(Beginning of Material provided)

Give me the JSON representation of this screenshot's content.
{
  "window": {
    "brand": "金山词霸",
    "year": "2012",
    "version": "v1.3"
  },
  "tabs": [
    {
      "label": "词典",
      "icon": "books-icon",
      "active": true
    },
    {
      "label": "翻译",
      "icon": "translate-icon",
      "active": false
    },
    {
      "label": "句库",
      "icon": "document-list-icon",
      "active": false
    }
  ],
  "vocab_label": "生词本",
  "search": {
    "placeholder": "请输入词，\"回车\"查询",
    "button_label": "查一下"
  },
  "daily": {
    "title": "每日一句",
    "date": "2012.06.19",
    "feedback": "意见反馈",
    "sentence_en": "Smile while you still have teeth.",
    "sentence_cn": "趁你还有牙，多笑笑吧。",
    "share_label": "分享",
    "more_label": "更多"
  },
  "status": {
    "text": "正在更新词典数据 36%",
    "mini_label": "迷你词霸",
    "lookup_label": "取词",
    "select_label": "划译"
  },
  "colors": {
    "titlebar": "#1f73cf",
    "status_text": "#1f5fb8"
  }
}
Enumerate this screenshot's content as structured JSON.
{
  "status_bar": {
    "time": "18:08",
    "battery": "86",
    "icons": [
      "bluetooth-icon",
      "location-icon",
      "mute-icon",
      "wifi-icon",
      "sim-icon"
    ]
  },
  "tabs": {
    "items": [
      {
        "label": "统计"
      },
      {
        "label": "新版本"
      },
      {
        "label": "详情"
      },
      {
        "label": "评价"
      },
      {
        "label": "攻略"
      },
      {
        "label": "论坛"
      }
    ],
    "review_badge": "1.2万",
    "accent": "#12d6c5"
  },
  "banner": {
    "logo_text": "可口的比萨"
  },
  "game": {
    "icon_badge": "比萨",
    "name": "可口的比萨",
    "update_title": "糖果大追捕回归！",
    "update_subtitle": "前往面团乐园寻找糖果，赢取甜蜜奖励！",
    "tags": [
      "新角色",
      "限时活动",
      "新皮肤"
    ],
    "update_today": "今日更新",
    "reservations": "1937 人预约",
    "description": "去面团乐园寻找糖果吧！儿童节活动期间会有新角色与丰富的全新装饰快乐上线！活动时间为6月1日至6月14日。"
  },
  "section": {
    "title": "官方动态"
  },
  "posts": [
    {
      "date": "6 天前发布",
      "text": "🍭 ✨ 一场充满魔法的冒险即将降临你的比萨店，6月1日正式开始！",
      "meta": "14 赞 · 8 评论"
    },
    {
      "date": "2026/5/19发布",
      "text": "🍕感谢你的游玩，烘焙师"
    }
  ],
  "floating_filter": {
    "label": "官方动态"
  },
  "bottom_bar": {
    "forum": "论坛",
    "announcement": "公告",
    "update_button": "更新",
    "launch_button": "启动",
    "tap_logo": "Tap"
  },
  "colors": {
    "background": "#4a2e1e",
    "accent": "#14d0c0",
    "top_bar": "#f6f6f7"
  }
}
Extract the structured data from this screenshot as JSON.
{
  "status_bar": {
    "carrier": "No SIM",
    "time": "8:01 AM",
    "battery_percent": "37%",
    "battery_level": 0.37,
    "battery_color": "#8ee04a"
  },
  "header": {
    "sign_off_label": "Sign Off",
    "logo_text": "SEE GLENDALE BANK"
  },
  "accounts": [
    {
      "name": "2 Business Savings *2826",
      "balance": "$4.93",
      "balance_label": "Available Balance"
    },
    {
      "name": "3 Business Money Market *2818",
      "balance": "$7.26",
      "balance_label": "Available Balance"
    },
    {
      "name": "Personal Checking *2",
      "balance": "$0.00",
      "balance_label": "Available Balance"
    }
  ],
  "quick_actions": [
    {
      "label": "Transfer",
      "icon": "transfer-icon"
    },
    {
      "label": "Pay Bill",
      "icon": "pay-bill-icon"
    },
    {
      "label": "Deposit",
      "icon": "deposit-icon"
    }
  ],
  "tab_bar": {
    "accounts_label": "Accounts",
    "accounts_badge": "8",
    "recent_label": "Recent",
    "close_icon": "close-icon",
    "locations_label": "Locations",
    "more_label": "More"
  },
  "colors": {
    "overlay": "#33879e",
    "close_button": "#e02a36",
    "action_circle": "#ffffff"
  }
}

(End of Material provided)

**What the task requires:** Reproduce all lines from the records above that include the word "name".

**Result:**
    "name": "可口的比萨",
      "name": "2 Business Savings *2826",
      "name": "3 Business Money Market *2818",
      "name": "Personal Checking *2",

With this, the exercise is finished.